::: Dataset records
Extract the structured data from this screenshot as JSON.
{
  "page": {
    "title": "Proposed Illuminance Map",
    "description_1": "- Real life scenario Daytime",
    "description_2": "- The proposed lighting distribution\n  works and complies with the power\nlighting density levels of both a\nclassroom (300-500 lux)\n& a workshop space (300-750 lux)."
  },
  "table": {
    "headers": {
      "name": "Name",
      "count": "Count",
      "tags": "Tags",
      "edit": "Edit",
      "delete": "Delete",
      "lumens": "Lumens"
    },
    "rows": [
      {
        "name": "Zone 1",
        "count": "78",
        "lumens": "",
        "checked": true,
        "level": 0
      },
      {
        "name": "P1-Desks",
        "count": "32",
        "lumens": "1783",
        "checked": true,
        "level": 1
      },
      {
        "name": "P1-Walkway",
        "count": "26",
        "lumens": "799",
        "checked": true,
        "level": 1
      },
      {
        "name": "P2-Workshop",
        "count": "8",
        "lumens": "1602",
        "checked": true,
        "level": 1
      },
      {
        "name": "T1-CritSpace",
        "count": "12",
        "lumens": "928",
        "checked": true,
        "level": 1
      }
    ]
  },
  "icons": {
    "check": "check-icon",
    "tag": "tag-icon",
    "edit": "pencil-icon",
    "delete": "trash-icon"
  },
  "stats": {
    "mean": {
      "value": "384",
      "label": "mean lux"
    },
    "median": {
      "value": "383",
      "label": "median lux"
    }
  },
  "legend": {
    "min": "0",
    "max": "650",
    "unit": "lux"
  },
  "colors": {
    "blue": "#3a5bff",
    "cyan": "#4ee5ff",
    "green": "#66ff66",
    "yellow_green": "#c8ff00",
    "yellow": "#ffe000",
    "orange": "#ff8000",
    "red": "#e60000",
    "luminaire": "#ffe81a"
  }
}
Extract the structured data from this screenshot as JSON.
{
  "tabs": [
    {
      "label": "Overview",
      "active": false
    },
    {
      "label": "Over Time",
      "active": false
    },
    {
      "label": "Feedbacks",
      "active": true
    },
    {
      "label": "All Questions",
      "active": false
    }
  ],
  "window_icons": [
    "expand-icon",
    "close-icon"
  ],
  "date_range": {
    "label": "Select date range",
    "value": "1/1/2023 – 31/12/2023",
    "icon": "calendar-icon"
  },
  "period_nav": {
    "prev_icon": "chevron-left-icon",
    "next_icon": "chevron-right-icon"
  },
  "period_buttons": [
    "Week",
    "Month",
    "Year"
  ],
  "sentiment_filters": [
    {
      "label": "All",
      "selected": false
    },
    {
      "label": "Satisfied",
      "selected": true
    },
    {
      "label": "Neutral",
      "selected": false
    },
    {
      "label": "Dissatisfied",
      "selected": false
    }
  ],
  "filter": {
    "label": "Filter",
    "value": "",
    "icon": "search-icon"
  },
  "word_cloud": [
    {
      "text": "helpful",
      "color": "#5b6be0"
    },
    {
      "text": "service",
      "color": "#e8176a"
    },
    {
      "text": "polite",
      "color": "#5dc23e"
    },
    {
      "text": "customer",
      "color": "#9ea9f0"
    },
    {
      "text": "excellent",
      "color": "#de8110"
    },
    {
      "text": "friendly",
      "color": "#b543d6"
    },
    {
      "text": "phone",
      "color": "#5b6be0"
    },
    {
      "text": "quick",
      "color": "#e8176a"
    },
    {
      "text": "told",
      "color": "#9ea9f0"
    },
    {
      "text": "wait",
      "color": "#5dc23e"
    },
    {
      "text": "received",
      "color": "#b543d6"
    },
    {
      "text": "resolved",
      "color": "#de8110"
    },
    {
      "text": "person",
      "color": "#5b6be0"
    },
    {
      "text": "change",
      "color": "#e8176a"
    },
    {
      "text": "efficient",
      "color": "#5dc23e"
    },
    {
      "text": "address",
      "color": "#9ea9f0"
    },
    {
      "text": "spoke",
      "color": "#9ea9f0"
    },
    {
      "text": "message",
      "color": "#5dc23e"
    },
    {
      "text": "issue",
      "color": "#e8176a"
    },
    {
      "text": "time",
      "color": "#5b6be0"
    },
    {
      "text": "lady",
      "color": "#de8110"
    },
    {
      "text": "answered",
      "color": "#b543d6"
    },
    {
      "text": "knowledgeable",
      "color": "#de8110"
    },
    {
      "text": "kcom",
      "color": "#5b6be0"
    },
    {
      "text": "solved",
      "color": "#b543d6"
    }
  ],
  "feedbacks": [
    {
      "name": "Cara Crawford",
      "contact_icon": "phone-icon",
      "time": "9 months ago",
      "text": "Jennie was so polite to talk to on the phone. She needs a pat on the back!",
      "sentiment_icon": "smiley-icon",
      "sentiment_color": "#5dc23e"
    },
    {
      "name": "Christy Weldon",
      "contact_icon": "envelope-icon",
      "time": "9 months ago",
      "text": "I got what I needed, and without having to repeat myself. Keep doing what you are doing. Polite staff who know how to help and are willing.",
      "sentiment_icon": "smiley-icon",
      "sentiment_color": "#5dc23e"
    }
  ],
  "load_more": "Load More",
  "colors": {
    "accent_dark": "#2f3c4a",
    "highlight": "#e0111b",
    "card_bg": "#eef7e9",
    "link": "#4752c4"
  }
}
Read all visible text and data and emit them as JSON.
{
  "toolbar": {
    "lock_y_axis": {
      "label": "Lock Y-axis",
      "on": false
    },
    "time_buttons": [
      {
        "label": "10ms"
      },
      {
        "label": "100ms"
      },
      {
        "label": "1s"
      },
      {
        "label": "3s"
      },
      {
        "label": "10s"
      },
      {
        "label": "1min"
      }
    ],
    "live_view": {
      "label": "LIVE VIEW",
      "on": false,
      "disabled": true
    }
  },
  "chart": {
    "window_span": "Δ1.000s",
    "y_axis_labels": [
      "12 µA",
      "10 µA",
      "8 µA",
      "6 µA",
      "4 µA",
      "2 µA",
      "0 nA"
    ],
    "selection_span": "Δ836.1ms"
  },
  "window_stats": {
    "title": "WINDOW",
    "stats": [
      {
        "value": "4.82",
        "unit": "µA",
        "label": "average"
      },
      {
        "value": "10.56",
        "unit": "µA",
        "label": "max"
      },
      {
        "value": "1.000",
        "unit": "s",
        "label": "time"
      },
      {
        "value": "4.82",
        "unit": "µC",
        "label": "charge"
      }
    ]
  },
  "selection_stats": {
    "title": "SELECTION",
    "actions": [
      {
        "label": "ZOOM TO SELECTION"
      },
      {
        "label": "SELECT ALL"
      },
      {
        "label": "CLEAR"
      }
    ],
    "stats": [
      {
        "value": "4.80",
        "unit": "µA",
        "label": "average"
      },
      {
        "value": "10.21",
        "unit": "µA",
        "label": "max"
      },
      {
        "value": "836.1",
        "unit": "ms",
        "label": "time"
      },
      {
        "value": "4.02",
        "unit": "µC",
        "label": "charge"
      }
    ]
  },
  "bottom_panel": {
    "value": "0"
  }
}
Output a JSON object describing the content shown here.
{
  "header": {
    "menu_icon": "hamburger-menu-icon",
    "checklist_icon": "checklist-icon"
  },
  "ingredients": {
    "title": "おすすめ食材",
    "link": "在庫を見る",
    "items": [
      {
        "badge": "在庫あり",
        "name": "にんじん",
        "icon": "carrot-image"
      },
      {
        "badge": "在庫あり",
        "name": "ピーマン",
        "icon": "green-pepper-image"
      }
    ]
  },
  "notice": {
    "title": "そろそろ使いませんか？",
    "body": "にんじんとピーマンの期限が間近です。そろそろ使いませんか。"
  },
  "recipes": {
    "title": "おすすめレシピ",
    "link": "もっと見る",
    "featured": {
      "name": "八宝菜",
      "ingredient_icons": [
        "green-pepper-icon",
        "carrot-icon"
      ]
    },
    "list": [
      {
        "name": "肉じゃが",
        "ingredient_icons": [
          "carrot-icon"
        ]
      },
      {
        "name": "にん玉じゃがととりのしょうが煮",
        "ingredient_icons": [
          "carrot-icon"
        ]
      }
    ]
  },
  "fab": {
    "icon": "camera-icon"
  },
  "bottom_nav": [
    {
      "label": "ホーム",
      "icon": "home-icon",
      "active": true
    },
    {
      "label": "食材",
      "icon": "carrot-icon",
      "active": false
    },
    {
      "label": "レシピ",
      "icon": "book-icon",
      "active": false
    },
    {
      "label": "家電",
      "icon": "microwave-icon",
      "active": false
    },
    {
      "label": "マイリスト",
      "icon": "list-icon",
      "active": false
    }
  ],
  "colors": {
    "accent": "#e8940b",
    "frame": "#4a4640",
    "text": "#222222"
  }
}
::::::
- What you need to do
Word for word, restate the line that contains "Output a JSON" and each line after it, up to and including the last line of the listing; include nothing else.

- Written reply
Output a JSON object describing the content shown here.
{
  "header": {
    "menu_icon": "hamburger-menu-icon",
    "checklist_icon": "checklist-icon"
  },
  "ingredients": {
    "title": "おすすめ食材",
    "link": "在庫を見る",
    "items": [
      {
        "badge": "在庫あり",
        "name": "にんじん",
        "icon": "carrot-image"
      },
      {
        "badge": "在庫あり",
        "name": "ピーマン",
        "icon": "green-pepper-image"
      }
    ]
  },
  "notice": {
    "title": "そろそろ使いませんか？",
    "body": "にんじんとピーマンの期限が間近です。そろそろ使いませんか。"
  },
  "recipes": {
    "title": "おすすめレシピ",
    "link": "もっと見る",
    "featured": {
      "name": "八宝菜",
      "ingredient_icons": [
        "green-pepper-icon",
        "carrot-icon"
      ]
    },
    "list": [
      {
        "name": "肉じゃが",
        "ingredient_icons": [
          "carrot-icon"
        ]
      },
      {
        "name": "にん玉じゃがととりのしょうが煮",
        "ingredient_icons": [
          "carrot-icon"
        ]
      }
    ]
  },
  "fab": {
    "icon": "camera-icon"
  },
  "bottom_nav": [
    {
      "label": "ホーム",
      "icon": "home-icon",
      "active": true
    },
    {
      "label": "食材",
      "icon": "carrot-icon",
      "active": false
    },
    {
      "label": "レシピ",
      "icon": "book-icon",
      "active": false
    },
    {
      "label": "家電",
      "icon": "microwave-icon",
      "active": false
    },
    {
      "label": "マイリスト",
      "icon": "list-icon",
      "active": false
    }
  ],
  "colors": {
    "accent": "#e8940b",
    "frame": "#4a4640",
    "text": "#222222"
  }
}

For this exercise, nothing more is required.